A thorny issue in e-commerce concerns the collection of taxes. A typical tax system relies on knowing where a particular economic activity is located. But the Internet enables individual workers to operate in many different countries while sitting at the same desk. When taxes should be collected, where they should be collected, and by whom are all issues under consideration by countries around the world. In the past a company was deemed to have a taxable presence in a country if it had permanent establishment there. But whether the existence of a server or a Web site qualifies as such a presence is not clear. One proposal that has enthusiastic support from tax authorities is for servers to be designated as virtual permanent establishments and thus subject to local taxes.
To pinpoint when and where a sale takes place in cyber space is difficult, and, unless elusive tax payers can be pinpointed, any tax may be difficult to collect. In brick and mortar sales the retailer collects but the Internet site is in one country and the customer is in another, who collects? One proposal is to have shipping companies such as FedEx or credit card companies collect, but neither party is receiving this suggestion enthusiastically.
The EU Commission has announced plans for a directive to force foreign companies to levy value added tax (VAT) on services delivered via the internet, television or addition to customers in the European Union. Foreign companies with sale via the Internet over €100,000 ($ 95,410) inside the European Union (EU) would have to register in at least one EU country and levy VAT at that country’s rate somewhere between 15 percent and 25 percent. The tax is justified on the basis of leveling the playing field. EU companies have to charge their EU customers VAT whereas foreign companies supplying the same service to the same customers are duty free. US companies are protesting calling the proposal e-protectionism. Although the EU plan is only a proposal now, as the value of Internet transactions increases, the taxman will sooner or later get his share.
Jurisdiction of disputes and validity of contracts:
As countries realize that existing laws relating to commerce do not always clearly address the uniqueness of the Internet and its related activities, a body of cyber law is gradually being created. Two of the most troubling areas are determining whose laws will prevail in legal disputes between parties located in different countries and establishing the contractual validity of electronic communications. The European Union is having the most difficulty in reconciling the vast differences in the laws among its member states in order to create a uniform law. For example, a draft regulation in Brussels and other European capitals would have required vendors to comply with 25 different and sometimes bizarre sets of national rules on consumer protection – ranging from dozens of restrictions on advertising to France’s requirement that all contracts must be concluded in French regardless of whether businesses intend to sell goods for export to France.

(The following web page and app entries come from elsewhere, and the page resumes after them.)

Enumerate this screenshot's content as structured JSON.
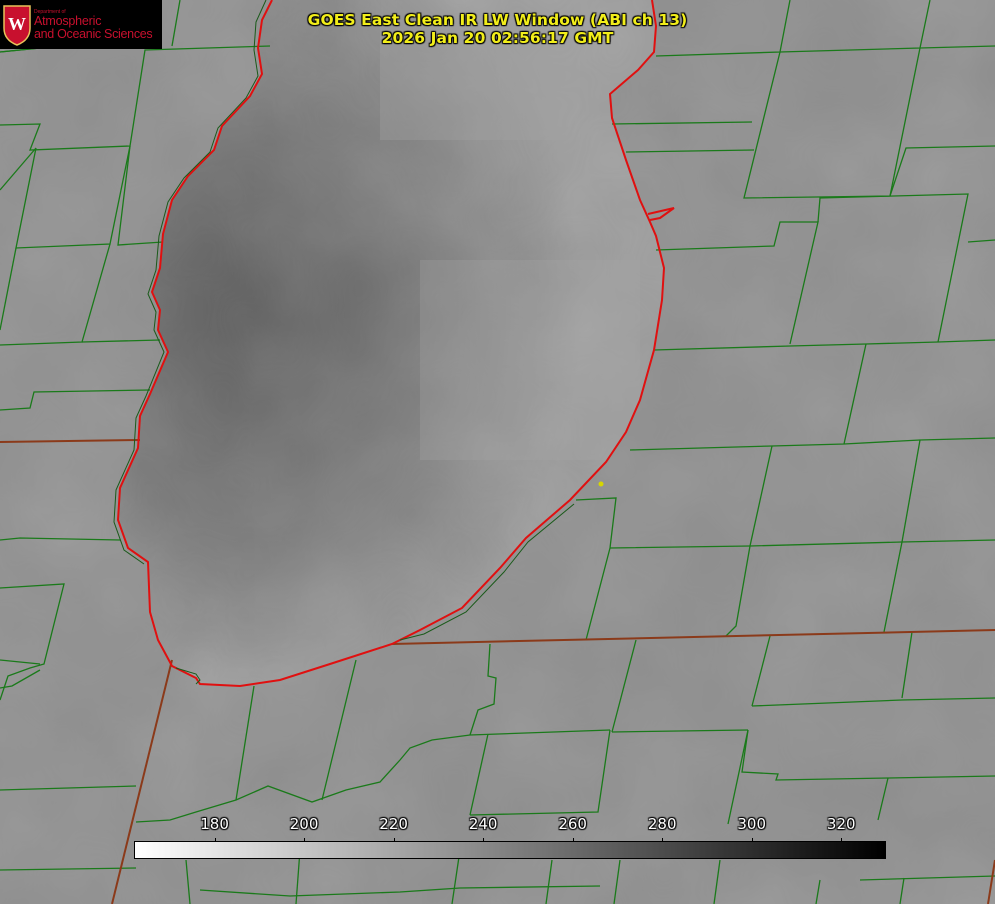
{
  "title": {
    "line1": "GOES East Clean IR LW Window (ABI ch 13)",
    "line2": "2026 Jan 20 02:56:17 GMT",
    "color": "#f2ee1a"
  },
  "logo": {
    "department": "Department of",
    "line1": "Atmospheric",
    "line2": "and Oceanic Sciences",
    "crest_letter": "W",
    "color": "#c8102e"
  },
  "colorbar": {
    "ticks": [
      {
        "value": 180,
        "label": "180"
      },
      {
        "value": 200,
        "label": "200"
      },
      {
        "value": 220,
        "label": "220"
      },
      {
        "value": 240,
        "label": "240"
      },
      {
        "value": 260,
        "label": "260"
      },
      {
        "value": 280,
        "label": "280"
      },
      {
        "value": 300,
        "label": "300"
      },
      {
        "value": 320,
        "label": "320"
      }
    ],
    "min": 162,
    "max": 330,
    "low_color": "#ffffff",
    "high_color": "#000000"
  },
  "map": {
    "county_line_color": "#1a7a1a",
    "state_line_color": "#8b3a1a",
    "lake_outline_color": "#e01010",
    "station_marker_color": "#d6d600",
    "land_base_color": "#8f8f8f",
    "lake_base_color": "#9a9a9a"
  }
}
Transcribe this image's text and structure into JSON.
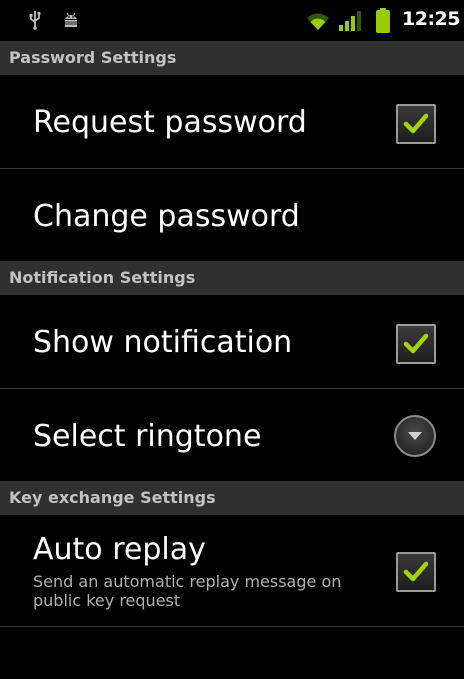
{
  "statusbar": {
    "time": "12:25",
    "icons": [
      "usb-icon",
      "android-debug-icon",
      "wifi-icon",
      "signal-icon",
      "battery-icon"
    ],
    "accent_color": "#99cc00"
  },
  "sections": [
    {
      "header": "Password Settings",
      "items": [
        {
          "title": "Request password",
          "control": "checkbox",
          "checked": true
        },
        {
          "title": "Change password",
          "control": "none"
        }
      ]
    },
    {
      "header": "Notification Settings",
      "items": [
        {
          "title": "Show notification",
          "control": "checkbox",
          "checked": true
        },
        {
          "title": "Select ringtone",
          "control": "dropdown"
        }
      ]
    },
    {
      "header": "Key exchange Settings",
      "items": [
        {
          "title": "Auto replay",
          "summary": "Send an automatic replay message on public key request",
          "control": "checkbox",
          "checked": true
        }
      ]
    }
  ]
}
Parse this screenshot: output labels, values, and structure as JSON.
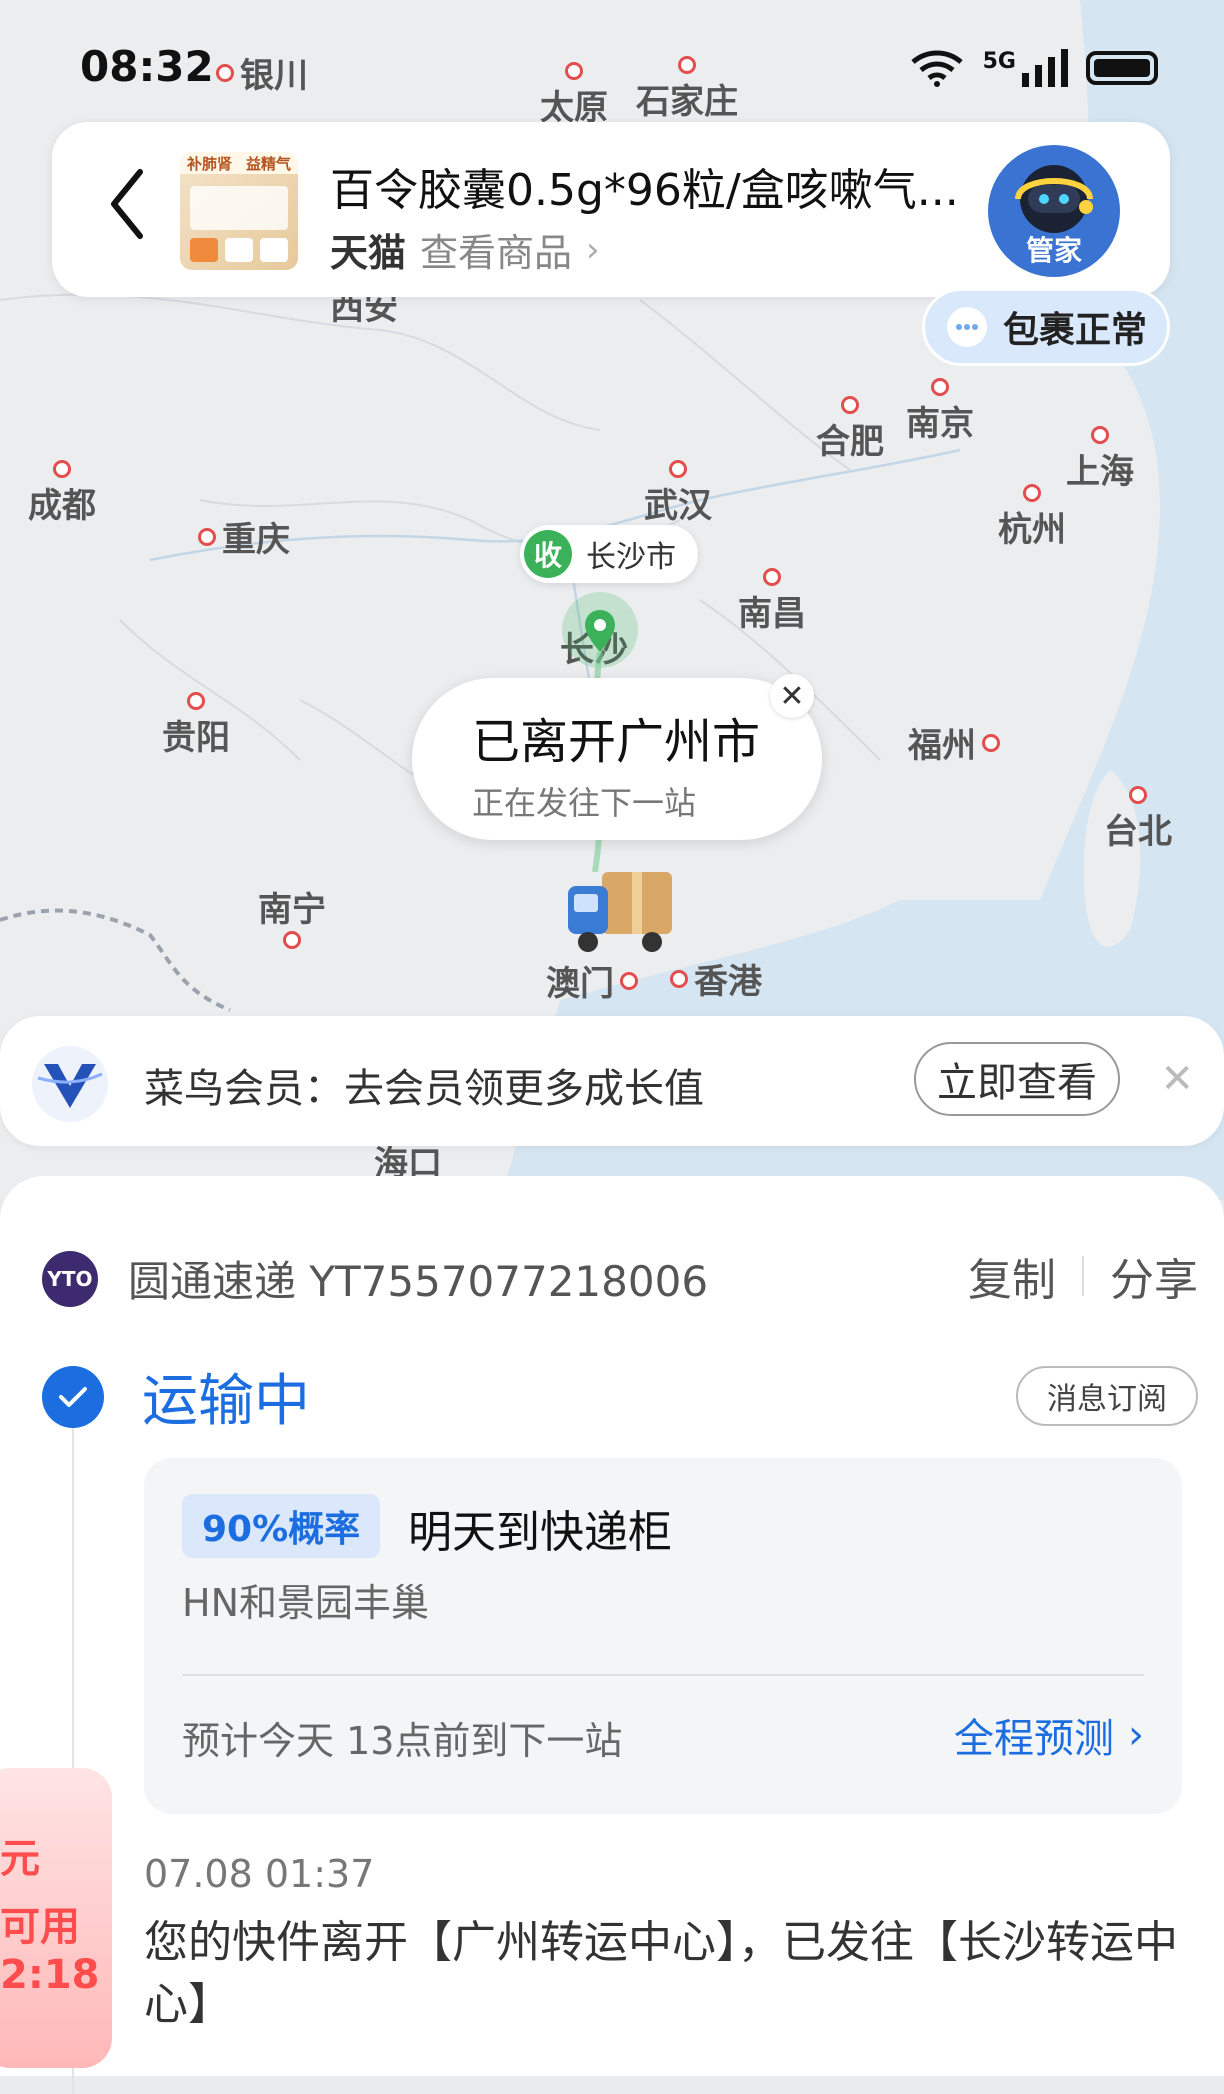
{
  "status_bar": {
    "time": "08:32",
    "network": "5G"
  },
  "product": {
    "title": "百令胶囊0.5g*96粒/盒咳嗽气...",
    "shop": "天猫",
    "view_label": "查看商品",
    "thumb_text_1": "补肺肾",
    "thumb_text_2": "益精气",
    "butler_label": "管家"
  },
  "package_chip": {
    "label": "包裹正常"
  },
  "map": {
    "cities": [
      {
        "name": "银川"
      },
      {
        "name": "太原"
      },
      {
        "name": "石家庄"
      },
      {
        "name": "西安"
      },
      {
        "name": "合肥"
      },
      {
        "name": "南京"
      },
      {
        "name": "上海"
      },
      {
        "name": "杭州"
      },
      {
        "name": "成都"
      },
      {
        "name": "重庆"
      },
      {
        "name": "武汉"
      },
      {
        "name": "南昌"
      },
      {
        "name": "长沙"
      },
      {
        "name": "贵阳"
      },
      {
        "name": "福州"
      },
      {
        "name": "台北"
      },
      {
        "name": "南宁"
      },
      {
        "name": "澳门"
      },
      {
        "name": "香港"
      },
      {
        "name": "海口"
      }
    ],
    "receiver_badge": "收",
    "receiver_city": "长沙市",
    "bubble_title": "已离开广州市",
    "bubble_sub": "正在发往下一站"
  },
  "member_banner": {
    "text": "菜鸟会员：去会员领更多成长值",
    "button": "立即查看"
  },
  "courier": {
    "name_and_number": "圆通速递 YT7557077218006",
    "copy": "复制",
    "share": "分享",
    "logo_text": "YTO"
  },
  "status": {
    "label": "运输中",
    "subscribe": "消息订阅"
  },
  "prediction": {
    "probability": "90%概率",
    "arrive": "明天到快递柜",
    "location": "HN和景园丰巢",
    "eta": "预计今天 13点前到下一站",
    "full_link": "全程预测"
  },
  "events": [
    {
      "time": "07.08 01:37",
      "desc": "您的快件离开【广州转运中心】，已发往【长沙转运中心】"
    }
  ],
  "coupon": {
    "line1": "元",
    "line2": "可用",
    "line3": "2:18"
  },
  "colors": {
    "accent": "#1c6ee0",
    "sea": "#d5e6f2",
    "map_bg": "#ebedef"
  }
}
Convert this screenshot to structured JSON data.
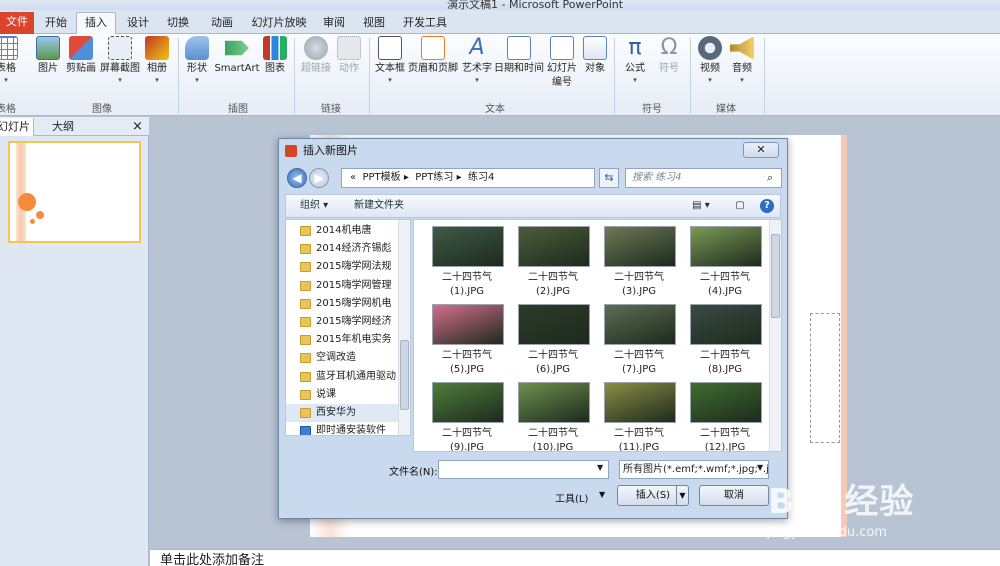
{
  "app": {
    "title": "演示文稿1 - Microsoft PowerPoint"
  },
  "tabs": [
    "文件",
    "开始",
    "插入",
    "设计",
    "切换",
    "动画",
    "幻灯片放映",
    "审阅",
    "视图",
    "开发工具"
  ],
  "ribbon": {
    "buttons": [
      {
        "label": "表格",
        "icon": "table-icon"
      },
      {
        "label": "图片",
        "icon": "picture-icon"
      },
      {
        "label": "剪贴画",
        "icon": "clipart-icon"
      },
      {
        "label": "屏幕截图",
        "icon": "screenshot-icon"
      },
      {
        "label": "相册",
        "icon": "album-icon"
      },
      {
        "label": "形状",
        "icon": "shapes-icon"
      },
      {
        "label": "SmartArt",
        "icon": "smartart-icon"
      },
      {
        "label": "图表",
        "icon": "chart-icon"
      },
      {
        "label": "超链接",
        "icon": "hyperlink-icon"
      },
      {
        "label": "动作",
        "icon": "action-icon"
      },
      {
        "label": "文本框",
        "icon": "textbox-icon"
      },
      {
        "label": "页眉和页脚",
        "icon": "header-footer-icon"
      },
      {
        "label": "艺术字",
        "icon": "wordart-icon"
      },
      {
        "label": "日期和时间",
        "icon": "datetime-icon"
      },
      {
        "label": "幻灯片编号",
        "icon": "slide-number-icon"
      },
      {
        "label": "对象",
        "icon": "object-icon"
      },
      {
        "label": "公式",
        "icon": "equation-icon"
      },
      {
        "label": "符号",
        "icon": "symbol-icon"
      },
      {
        "label": "视频",
        "icon": "video-icon"
      },
      {
        "label": "音频",
        "icon": "audio-icon"
      }
    ],
    "groups": [
      "表格",
      "图像",
      "插图",
      "链接",
      "文本",
      "符号",
      "媒体"
    ]
  },
  "leftpane": {
    "tabs": [
      "幻灯片",
      "大纲"
    ],
    "close": "×"
  },
  "dialog": {
    "title": "插入新图片",
    "close": "✕",
    "address": [
      "«",
      "PPT模板",
      "PPT练习",
      "练习4"
    ],
    "search_placeholder": "搜索 练习4",
    "toolbar": {
      "organize": "组织 ▾",
      "new_folder": "新建文件夹"
    },
    "folders": [
      "2014机电唐",
      "2014经济齐锡彪",
      "2015嗨学网法规",
      "2015嗨学网管理",
      "2015嗨学网机电",
      "2015嗨学网经济",
      "2015年机电实务",
      "空调改造",
      "蓝牙耳机通用驱动",
      "说课",
      "西安华为",
      "即时通安装软件"
    ],
    "files": [
      {
        "name": "二十四节气",
        "ext": "(1).JPG",
        "color": "#3f5a45"
      },
      {
        "name": "二十四节气",
        "ext": "(2).JPG",
        "color": "#4d5c3a"
      },
      {
        "name": "二十四节气",
        "ext": "(3).JPG",
        "color": "#6d7a55"
      },
      {
        "name": "二十四节气",
        "ext": "(4).JPG",
        "color": "#7a9a55"
      },
      {
        "name": "二十四节气",
        "ext": "(5).JPG",
        "color": "#d36f8a"
      },
      {
        "name": "二十四节气",
        "ext": "(6).JPG",
        "color": "#2d3b2a"
      },
      {
        "name": "二十四节气",
        "ext": "(7).JPG",
        "color": "#5d6d52"
      },
      {
        "name": "二十四节气",
        "ext": "(8).JPG",
        "color": "#3a4a44"
      },
      {
        "name": "二十四节气",
        "ext": "(9).JPG",
        "color": "#4f7d3c"
      },
      {
        "name": "二十四节气",
        "ext": "(10).JPG",
        "color": "#6e8f4e"
      },
      {
        "name": "二十四节气",
        "ext": "(11).JPG",
        "color": "#8a8d45"
      },
      {
        "name": "二十四节气",
        "ext": "(12).JPG",
        "color": "#3f6d2f"
      }
    ],
    "filename_label": "文件名(N):",
    "filename_value": "",
    "filetype_value": "所有图片(*.emf;*.wmf;*.jpg;*.jj",
    "tools_label": "工具(L)",
    "insert_label": "插入(S)",
    "cancel_label": "取消"
  },
  "notes": {
    "placeholder": "单击此处添加备注"
  },
  "watermark": {
    "brand": "Bai 经验",
    "url": "jingyan.baidu.com"
  }
}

The EU Commission has adopted an e-commerce directive that will permit online retailers to trade by the rules of their home country unless the seller had enticed or approached the consumer by way of advertising. Then, any legal action is to take place in the consumer’s country of residence. The rationale is that if a company actively seeks customers in a given country, it ought to be willing to abide by that country’s consumer protection laws. Whether the directive will be accepted by all 25 member states is still problematic.
The European Commission has begun to review the entire regulatory framework for the technological infrastructure of the information society. The commission is working on various pieces of legislation intended to place electronic commerce on an equal footing with conventional commerce. One of the first steps was to introduce an EU-wide computer network dubbed EEJ net that provides an easy way to resolve small scale disputes out of court. Problems over deliveries, defective products, or products that do not fit heir description can be dealt with by a single one stop national contact point, or clearing house, in each member state. The consumer will be able to find information and support in making a claim to the out of court dispute resolutions system in the country where the product supplier is based.
Establishing the validity of contractual law for e-commerce is making substantial progress also. Several countries are preparing or have passed legislation similar to the UK’s that allows digital signatures to be used in the creation of online contracts that are just as legally binding as any paper based original document.